Oil prices rallied on Wednesday with investors weighing heavily on Chinese faster growth, moving their focus from concentrating only on the economic uncertainty troubling the US.

Brent oil increased to more than $110 a barrel, while US crude surged 42 cents to $88.92, reports Reuters.

Investor focus moved on to the world’s second largest oil consumer, after China’s state television quoted Chinese Communist Party chief Xi Jinping as saying that the country plans to make new policies effective in 2013 with an increased focus on economic recovery.

The debt crisis in Europe and worsening economic conditions in the US in view of unaddressed financial woes remained key concerns for the global oil demand outlook, leading to an impact on price gains.

US lawmakers have been fighting over the looming fiscal cliff for several months without reaching any consensus to help the world’s top oil consumer from another recession.

Analysts expect that the global oil demand might be dropped by nearly 0.6 million barrels a day if the deal to avert the fiscal cliff is not agreed upon soon.

Supply worries continue to emanate from the Middle East region, which has been badly impacted by Egyptian political unrest and ongoing clashes between Iran and US.

Iran’s announcement on Tuesday that it captured a US intelligence drone in its airspace caused further concerns, though the US have denied this.

Oil prices gained support from the US crude stockpiles report by American Petroleum Institute, which showed that stockpiles declined by 2.2 million barrels during the week ending 30 November.

Investors now await the weekly data from the Energy Information Administration (EIA) later today.

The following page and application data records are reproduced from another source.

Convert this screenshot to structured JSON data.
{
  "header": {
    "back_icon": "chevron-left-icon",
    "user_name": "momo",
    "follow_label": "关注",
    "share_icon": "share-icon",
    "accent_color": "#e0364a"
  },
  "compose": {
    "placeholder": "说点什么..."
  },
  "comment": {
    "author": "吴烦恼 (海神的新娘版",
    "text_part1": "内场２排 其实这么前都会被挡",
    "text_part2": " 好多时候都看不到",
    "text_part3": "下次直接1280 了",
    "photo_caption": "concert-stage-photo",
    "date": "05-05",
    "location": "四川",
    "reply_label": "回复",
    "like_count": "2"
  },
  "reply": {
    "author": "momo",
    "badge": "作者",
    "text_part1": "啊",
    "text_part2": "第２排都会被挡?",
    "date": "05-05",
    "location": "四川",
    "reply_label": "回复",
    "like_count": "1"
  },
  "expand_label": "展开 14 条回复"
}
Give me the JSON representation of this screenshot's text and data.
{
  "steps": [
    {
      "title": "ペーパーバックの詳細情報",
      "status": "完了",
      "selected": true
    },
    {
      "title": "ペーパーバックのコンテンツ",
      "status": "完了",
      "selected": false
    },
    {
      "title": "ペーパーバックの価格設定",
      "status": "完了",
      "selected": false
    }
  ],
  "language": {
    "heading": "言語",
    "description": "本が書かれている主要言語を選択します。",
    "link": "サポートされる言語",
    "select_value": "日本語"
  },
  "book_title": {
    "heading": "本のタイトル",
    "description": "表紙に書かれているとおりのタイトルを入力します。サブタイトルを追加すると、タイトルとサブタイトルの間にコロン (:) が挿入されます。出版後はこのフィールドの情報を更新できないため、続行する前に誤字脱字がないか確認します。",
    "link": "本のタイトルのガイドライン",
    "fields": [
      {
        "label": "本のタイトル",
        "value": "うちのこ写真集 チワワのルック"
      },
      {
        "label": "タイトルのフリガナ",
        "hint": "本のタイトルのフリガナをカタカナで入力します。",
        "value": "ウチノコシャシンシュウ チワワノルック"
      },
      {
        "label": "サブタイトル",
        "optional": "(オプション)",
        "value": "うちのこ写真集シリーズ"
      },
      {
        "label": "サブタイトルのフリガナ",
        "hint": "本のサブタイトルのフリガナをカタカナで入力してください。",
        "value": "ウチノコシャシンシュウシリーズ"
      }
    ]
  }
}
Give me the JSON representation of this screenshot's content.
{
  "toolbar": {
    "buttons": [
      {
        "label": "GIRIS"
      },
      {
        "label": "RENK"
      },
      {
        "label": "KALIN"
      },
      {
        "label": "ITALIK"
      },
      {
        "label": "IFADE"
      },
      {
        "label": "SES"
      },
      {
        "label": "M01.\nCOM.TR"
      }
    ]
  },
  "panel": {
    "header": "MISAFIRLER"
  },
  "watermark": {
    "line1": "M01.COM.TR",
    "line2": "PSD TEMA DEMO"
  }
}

Image: Investor focus moved to China after its Communist Party chief Xi Jinping talked about the country’s future economy recovery plans. Photo courtesy of US DoD, photo by Erin A. Kirk-Cuomo.